Electronic health records (EHR): EHR is said to reduce the incidence of medical errors by improving the accuracy and clarity of medical records due to which it is being widely adopted and utilised. EHR will eventually facilitate the transfer of patient records from one service provider to another.
The government is also giving impetus to healthtech adoption through various schemes. The rollout of the Pradhan Mantri Digital Health Mission is one example, which will create a unique digital health ID to provide a one-stop access to all health records. There is a considerable increase in health-tech startup funding, which is expected to allow Indian entrepreneurs to address the country’s long-standing healthcare challenges through innovative solutions. Programmes like ‘Ayushman Bharat Digital Mission’ are further encouraging an integrated digital health infrastructure.
A mixed bag of opportunities and challenges
Despite numerous benefits, the health-tech segment needs to combat certain challenges.
Regulatory ambiguity: The absence of clear regulatory guidelines with respect to online pharmacies and use of e-prescriptions is a major challenge for the industry and may lead to fraudulent practices like forged prescriptions.

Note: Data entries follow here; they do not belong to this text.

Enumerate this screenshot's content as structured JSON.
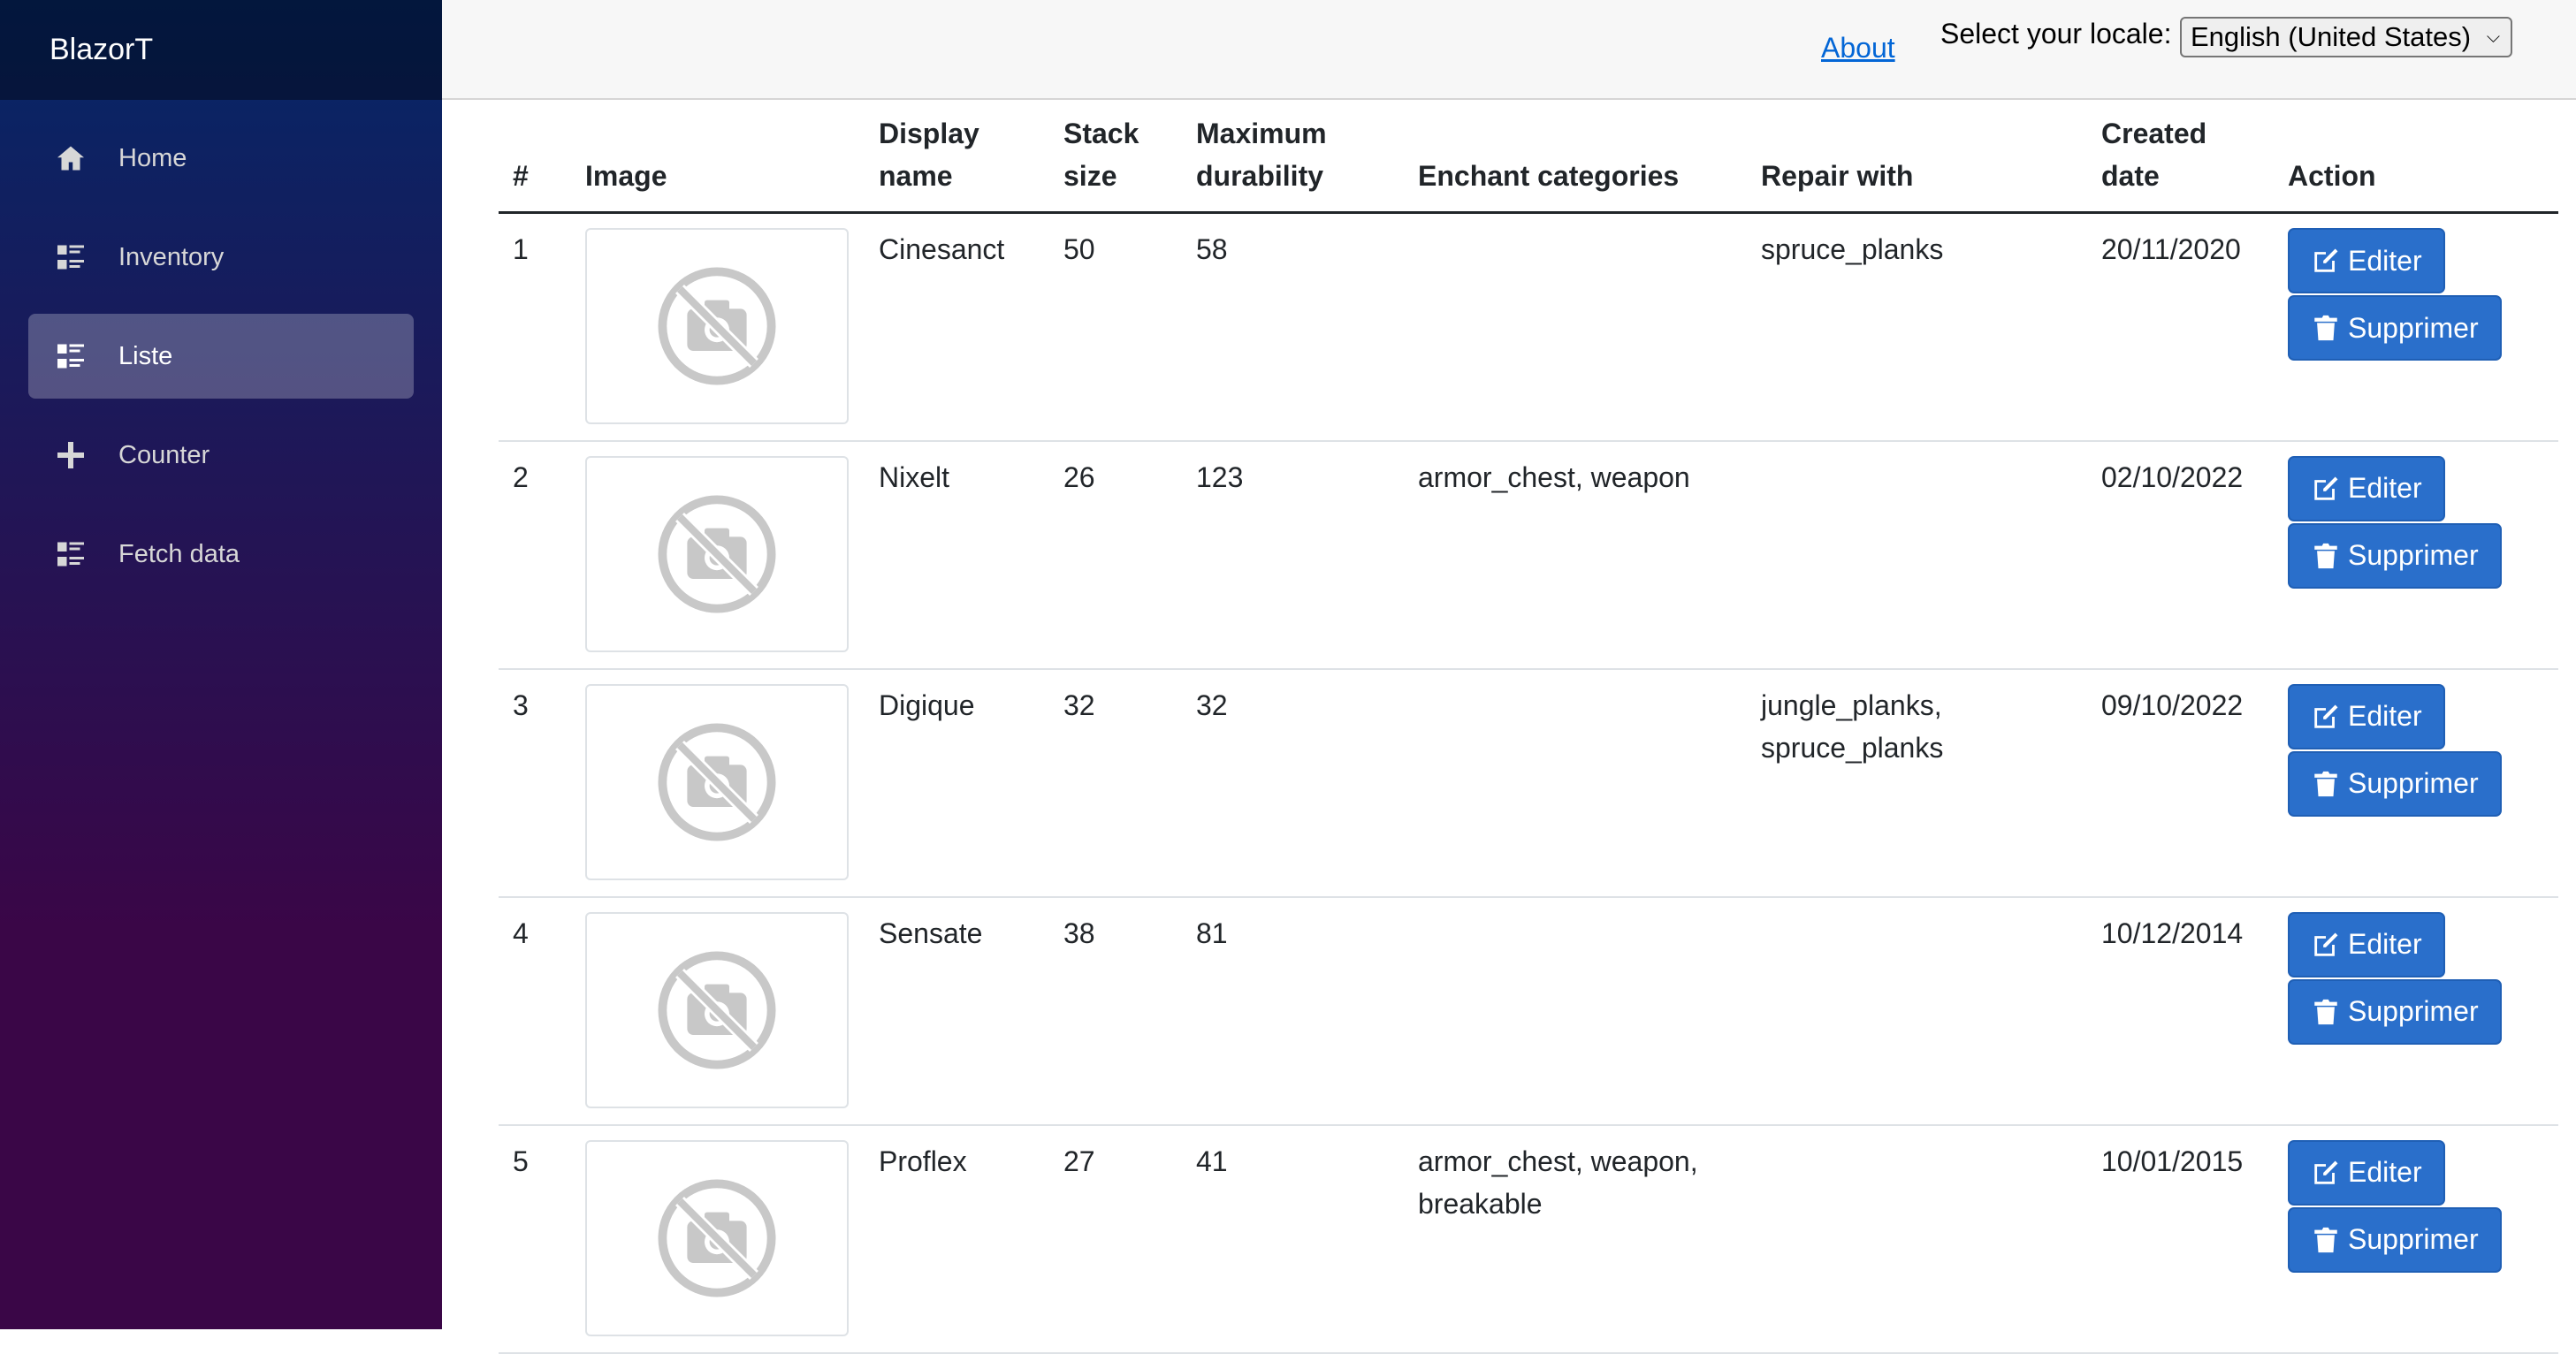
{
  "app": {
    "brand": "BlazorT"
  },
  "sidebar": {
    "items": [
      {
        "label": "Home",
        "icon": "home-icon",
        "active": false
      },
      {
        "label": "Inventory",
        "icon": "list-rich-icon",
        "active": false
      },
      {
        "label": "Liste",
        "icon": "list-rich-icon",
        "active": true
      },
      {
        "label": "Counter",
        "icon": "plus-icon",
        "active": false
      },
      {
        "label": "Fetch data",
        "icon": "list-rich-icon",
        "active": false
      }
    ]
  },
  "topbar": {
    "about": "About",
    "locale_label": "Select your locale:",
    "locale_value": "English (United States)"
  },
  "table": {
    "headers": {
      "num": "#",
      "image": "Image",
      "display_name": "Display name",
      "stack_size": "Stack size",
      "max_durability": "Maximum durability",
      "enchant": "Enchant categories",
      "repair": "Repair with",
      "created": "Created date",
      "action": "Action"
    },
    "edit_label": "Editer",
    "delete_label": "Supprimer",
    "rows": [
      {
        "num": "1",
        "name": "Cinesanct",
        "stack": "50",
        "durability": "58",
        "enchant": "",
        "repair": "spruce_planks",
        "created": "20/11/2020"
      },
      {
        "num": "2",
        "name": "Nixelt",
        "stack": "26",
        "durability": "123",
        "enchant": "armor_chest, weapon",
        "repair": "",
        "created": "02/10/2022"
      },
      {
        "num": "3",
        "name": "Digique",
        "stack": "32",
        "durability": "32",
        "enchant": "",
        "repair": "jungle_planks, spruce_planks",
        "created": "09/10/2022"
      },
      {
        "num": "4",
        "name": "Sensate",
        "stack": "38",
        "durability": "81",
        "enchant": "",
        "repair": "",
        "created": "10/12/2014"
      },
      {
        "num": "5",
        "name": "Proflex",
        "stack": "27",
        "durability": "41",
        "enchant": "armor_chest, weapon, breakable",
        "repair": "",
        "created": "10/01/2015"
      }
    ]
  },
  "colors": {
    "primary_button": "#2a6fcb",
    "link": "#0366d6",
    "sidebar_top": "#052767",
    "sidebar_bottom": "#3a0647"
  }
}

Infrastructure and skills: Digital upskilling of professionals is a huge requirement, as demand for digital skills across industries is expected to surge by around 20 times2 as compared to projected supply by 2024. Lack of proper skilling infrastructure further creates a roadblock to digital upskilling. Physical infrastructure and cold chain logistic services are expensive and barely present in rural areas.
Data privacy and security issues: Remote patient monitors and devices are vulnerable, pose security issues, and therefore, affect patient-provider confidentiality.
Lack of standardisation: Health-tech being at a nascent stage lacks integration and standardisation, resulting in inconsistencies in patients’ medical results. Thus, the standardisation in health records of patients is an important step in enabling multiple healthcare service providers to gain easy access to consistent patient records.
However, the benefits and usefulness offered by digital technologies certainly surpasses the risks. To succeed, companies should take a holistic approach with the creation of integrated health management systems and embed the right digital capabilities. Focusing on new trends like hyper-localisation of pharmacies and providing an omni-channel scope could further create an advantage.
Digital healthcare techniques coupled with other technologies are the future that would present a variety of opportunities. However, maximising the healthcare system’s potential through these technologies would require building on key areas, including supportive infrastructure, upskilled talent and robust guidelines ensuring data security protocols.
1 Healthcare Sector Snapshot, Invest India, accessed on 21 October 2021
2 There is a shortage of digital skills across sectors, Business Standard, accessed on 25 October 2021